In Durham, the role of the Careers Service is shared between an Employability Development Manager, Enterprise Co-ordinator and Placement Officer who work in tandem with requests from Academic and College staff and a focus group of students who take responsibility for the social media tools in spreading stories and updates.
I’ve heard it suggested that students should be penalised for not gaining work experience. However, that would deny the fact that some study for the intellectual joy of learning rather than the career progression in itself.
For those that are looking for greater employability, the irony lies in encouraging them to gain work experience as students don’t even know what they don’t know, until they’re in the workplace. Hence, Higher Education Institutions may need to ensure students have that opportunity to experience working life by incentivising work experience: some universities, such as Durham, offer an award for students who can prove that they’ve developed exceptional employability skills. Others may fail students without the work experience. One business school in which I’ve worked is employing students within the staff team, thereby saving the college money and giving the students quality work experience. For example, one Business student is helping the Sales Team to maximise opportunities through research and partner contact. Paid internships will also ensure that corporates refrain from using under-graduates to make tea and do the photocopying but, instead, give them relevant work experience. Students who have accomplished internships are more likely to find themselves with a job after study and employers are now actively seeking links with Higher Education institutions to pluck out talented students before they graduate.
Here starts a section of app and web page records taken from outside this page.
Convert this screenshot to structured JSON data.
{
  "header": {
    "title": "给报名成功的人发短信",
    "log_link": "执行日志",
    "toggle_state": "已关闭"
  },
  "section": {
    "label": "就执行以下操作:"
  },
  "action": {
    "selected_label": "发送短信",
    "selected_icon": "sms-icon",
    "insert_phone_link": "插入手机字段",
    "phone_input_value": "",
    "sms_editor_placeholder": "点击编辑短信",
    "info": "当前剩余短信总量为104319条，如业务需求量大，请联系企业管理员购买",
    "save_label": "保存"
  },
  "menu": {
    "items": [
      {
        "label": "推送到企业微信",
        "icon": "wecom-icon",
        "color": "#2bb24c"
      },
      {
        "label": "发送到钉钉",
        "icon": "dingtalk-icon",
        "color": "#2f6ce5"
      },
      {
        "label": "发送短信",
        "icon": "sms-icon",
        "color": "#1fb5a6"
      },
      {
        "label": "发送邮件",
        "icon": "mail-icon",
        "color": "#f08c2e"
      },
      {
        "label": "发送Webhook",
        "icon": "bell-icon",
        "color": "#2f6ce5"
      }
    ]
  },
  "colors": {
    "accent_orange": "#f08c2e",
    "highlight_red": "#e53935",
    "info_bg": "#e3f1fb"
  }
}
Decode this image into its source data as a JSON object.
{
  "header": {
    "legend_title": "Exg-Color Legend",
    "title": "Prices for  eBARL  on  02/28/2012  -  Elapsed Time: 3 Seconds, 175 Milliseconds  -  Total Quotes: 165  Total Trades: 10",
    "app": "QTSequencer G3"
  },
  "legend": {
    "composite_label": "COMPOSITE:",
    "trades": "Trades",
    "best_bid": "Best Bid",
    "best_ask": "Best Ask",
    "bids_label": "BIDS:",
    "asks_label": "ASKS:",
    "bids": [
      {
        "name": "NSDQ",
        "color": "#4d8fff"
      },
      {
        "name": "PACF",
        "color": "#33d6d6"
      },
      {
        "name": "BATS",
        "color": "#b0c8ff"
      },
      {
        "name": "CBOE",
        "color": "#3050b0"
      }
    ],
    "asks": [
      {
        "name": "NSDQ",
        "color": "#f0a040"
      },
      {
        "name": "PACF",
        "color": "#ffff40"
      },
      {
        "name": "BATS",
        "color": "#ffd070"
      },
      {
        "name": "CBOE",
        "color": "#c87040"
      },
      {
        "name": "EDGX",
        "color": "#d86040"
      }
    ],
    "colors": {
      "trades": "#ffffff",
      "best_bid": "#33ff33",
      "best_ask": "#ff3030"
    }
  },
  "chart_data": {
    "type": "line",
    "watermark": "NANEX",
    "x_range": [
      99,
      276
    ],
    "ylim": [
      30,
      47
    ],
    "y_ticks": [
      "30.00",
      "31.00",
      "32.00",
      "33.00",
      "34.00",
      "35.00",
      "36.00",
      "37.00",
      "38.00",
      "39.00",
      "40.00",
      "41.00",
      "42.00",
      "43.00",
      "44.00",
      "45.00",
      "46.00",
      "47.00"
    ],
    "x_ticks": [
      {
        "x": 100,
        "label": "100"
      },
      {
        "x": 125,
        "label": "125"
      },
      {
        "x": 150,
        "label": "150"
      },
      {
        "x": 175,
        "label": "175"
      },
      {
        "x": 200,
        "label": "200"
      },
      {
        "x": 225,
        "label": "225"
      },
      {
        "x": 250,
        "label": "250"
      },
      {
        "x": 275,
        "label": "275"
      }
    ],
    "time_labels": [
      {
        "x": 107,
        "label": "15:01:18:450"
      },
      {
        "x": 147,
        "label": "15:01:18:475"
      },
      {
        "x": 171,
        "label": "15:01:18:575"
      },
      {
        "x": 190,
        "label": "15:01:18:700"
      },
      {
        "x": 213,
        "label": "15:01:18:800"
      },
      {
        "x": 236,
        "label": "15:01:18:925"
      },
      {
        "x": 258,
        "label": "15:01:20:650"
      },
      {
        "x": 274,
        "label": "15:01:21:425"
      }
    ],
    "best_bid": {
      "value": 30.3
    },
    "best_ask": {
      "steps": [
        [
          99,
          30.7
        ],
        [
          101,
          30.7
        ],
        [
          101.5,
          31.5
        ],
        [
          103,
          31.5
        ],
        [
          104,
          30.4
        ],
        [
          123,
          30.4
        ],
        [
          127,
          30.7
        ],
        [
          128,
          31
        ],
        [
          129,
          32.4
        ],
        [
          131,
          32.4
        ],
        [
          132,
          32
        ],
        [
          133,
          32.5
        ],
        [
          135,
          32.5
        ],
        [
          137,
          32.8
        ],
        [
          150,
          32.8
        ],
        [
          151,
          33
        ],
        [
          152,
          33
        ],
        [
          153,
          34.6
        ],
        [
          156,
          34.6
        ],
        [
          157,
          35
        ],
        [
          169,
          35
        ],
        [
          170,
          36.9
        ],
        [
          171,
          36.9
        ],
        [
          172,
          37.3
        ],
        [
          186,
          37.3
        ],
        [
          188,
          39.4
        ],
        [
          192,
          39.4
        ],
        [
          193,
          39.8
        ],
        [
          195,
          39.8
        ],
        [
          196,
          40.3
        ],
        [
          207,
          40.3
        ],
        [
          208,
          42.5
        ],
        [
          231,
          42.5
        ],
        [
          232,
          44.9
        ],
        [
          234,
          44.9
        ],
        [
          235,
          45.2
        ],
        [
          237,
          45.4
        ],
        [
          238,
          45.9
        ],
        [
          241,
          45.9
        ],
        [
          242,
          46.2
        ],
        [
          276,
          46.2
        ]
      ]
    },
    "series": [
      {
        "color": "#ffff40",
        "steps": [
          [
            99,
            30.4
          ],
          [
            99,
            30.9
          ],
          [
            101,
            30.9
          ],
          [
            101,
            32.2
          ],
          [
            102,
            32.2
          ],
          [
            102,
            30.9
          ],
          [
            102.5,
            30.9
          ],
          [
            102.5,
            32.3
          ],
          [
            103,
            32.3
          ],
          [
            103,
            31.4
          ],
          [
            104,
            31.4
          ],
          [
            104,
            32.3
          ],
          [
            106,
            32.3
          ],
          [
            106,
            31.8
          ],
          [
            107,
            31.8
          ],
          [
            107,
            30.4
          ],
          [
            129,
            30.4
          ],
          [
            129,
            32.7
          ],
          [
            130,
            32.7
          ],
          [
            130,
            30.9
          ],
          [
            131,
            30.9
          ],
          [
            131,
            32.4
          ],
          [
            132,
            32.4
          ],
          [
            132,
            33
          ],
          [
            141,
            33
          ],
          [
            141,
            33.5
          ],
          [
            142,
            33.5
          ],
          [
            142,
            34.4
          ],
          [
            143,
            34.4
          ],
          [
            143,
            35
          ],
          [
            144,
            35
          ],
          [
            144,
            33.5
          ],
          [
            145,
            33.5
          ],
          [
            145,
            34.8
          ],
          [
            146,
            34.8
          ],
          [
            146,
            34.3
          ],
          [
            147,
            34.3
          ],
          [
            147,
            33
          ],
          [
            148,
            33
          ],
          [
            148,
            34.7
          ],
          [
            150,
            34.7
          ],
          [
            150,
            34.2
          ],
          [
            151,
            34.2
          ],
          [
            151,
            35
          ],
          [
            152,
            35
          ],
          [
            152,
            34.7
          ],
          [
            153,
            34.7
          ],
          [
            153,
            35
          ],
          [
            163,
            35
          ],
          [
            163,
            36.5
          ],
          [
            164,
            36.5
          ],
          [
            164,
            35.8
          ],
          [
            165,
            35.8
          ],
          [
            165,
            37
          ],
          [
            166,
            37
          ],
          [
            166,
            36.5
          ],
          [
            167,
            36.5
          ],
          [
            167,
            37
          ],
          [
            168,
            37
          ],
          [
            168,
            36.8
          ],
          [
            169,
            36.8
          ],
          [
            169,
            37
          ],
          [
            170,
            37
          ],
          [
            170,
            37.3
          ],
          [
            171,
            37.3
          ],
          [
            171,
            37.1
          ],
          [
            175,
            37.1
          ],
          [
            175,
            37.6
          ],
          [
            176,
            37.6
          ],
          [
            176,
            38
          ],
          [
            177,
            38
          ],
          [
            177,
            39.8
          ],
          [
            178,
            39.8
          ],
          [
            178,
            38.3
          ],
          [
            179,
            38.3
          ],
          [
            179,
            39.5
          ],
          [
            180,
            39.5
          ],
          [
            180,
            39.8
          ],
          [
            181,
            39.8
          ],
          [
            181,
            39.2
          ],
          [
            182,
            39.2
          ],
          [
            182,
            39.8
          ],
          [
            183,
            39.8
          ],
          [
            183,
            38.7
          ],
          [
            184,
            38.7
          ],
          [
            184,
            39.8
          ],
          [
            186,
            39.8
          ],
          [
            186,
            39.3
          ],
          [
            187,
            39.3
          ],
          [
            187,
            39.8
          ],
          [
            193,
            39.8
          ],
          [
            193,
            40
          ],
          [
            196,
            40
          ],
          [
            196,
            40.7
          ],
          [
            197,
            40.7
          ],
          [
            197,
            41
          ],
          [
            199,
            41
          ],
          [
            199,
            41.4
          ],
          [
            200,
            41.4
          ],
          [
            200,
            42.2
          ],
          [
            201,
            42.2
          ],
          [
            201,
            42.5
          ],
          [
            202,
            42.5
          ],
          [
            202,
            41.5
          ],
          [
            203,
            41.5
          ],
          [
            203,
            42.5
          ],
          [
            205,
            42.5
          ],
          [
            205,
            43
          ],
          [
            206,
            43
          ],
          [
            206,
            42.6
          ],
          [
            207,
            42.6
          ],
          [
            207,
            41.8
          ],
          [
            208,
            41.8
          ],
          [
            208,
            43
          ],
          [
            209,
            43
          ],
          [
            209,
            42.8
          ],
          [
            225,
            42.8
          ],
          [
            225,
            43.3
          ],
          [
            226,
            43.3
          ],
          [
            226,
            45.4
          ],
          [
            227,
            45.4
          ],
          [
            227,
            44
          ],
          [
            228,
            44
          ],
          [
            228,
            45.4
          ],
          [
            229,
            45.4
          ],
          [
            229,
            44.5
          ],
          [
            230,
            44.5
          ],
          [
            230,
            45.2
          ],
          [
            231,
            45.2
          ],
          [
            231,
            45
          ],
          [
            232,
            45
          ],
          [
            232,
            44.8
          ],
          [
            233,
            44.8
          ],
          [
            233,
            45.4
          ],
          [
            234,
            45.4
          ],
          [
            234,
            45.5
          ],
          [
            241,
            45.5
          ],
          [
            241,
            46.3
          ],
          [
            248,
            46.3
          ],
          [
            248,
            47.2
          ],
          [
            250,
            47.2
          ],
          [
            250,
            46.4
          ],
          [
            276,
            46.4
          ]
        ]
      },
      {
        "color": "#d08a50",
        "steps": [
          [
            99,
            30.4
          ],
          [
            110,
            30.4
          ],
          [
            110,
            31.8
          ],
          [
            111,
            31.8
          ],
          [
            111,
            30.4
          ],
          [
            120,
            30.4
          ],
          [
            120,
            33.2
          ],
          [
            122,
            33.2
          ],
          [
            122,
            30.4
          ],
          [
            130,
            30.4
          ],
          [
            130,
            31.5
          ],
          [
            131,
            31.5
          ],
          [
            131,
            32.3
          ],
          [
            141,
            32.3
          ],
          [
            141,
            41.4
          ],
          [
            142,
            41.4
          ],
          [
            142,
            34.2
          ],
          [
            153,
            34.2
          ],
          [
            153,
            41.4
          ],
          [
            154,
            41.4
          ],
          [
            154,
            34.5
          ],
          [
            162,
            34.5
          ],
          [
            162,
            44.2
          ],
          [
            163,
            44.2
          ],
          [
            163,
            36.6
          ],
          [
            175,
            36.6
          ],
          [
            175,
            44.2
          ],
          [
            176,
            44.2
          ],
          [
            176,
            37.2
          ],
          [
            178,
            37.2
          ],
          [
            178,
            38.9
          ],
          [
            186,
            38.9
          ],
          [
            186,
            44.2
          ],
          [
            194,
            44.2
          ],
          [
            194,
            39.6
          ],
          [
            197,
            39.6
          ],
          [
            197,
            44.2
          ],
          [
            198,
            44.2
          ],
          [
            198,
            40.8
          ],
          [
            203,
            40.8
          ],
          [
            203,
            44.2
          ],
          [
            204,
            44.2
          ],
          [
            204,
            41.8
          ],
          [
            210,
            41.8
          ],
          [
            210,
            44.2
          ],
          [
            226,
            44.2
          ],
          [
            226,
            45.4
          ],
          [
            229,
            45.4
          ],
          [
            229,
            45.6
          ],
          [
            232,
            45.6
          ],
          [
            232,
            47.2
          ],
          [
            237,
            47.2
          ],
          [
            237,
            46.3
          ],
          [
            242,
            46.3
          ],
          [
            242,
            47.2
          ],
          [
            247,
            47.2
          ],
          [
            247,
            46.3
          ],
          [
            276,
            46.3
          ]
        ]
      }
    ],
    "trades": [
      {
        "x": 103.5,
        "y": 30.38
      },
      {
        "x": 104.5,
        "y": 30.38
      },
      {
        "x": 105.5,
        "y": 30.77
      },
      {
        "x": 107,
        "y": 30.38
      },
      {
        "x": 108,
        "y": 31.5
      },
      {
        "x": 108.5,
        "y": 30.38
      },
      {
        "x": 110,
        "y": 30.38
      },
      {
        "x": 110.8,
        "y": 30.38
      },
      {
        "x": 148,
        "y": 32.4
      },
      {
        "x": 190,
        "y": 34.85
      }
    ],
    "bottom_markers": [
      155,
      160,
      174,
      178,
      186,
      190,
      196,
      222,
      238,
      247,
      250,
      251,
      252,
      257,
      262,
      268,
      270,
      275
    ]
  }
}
Not everyone will aim to work for a big corporate and this needs to be recognised more widely within the Higher Education system. The fact that many students now study entrepreneurialism as a separate subject is a farce. I set up my own business at 25 out of desperation, not because I wanted to. In those days, we had Business Link, which proved to be as useful as square tyres when it came to setting up a business. What students have now, after leaving university, is again the School of Many Failures before they can strike lucky. Shouldn’t we be giving our graduates the options to put their knowledge into practice by setting up enterprises?
Perhaps we need to initiate Enterprise Hubs for those students who wish to develop their own ideas and create a business, under the aegis of mentors and facilitators. This will give students greater confidence, technical and interpersonal skills for a life beyond study. However, for this, it’s the responsibility of Higher Education Institutions not only to demystify entrepreneurialism for students but also to help them in how to think, as well as what to think. Understanding how creativity enhances innovation and being able to tap into it at will is an art that students – and their employers – need to master, with an increasing urgency.
By providing inspiring alumni networks, virtual ways of reinforcing learning and accessing advice, those that leave Higher Education have a greater chance of success. These organisations need to be offering an ‘anytime, anywhere’ approach to learning in order to serve under-graduates who are working, and supporting families, as well as those who’ve completed their qualifications.
Keeping up with the demands of employers and the hurdles and developments of the real world calls for a more innovative approach to preparation for the world-beyond-study. It’s not a chance visit to the Career Guidance that will help students to reach their goals but a more holistic approach that may keep them on a winding road but it’s more likely to be a rewarding one.
Author Perspective: Educator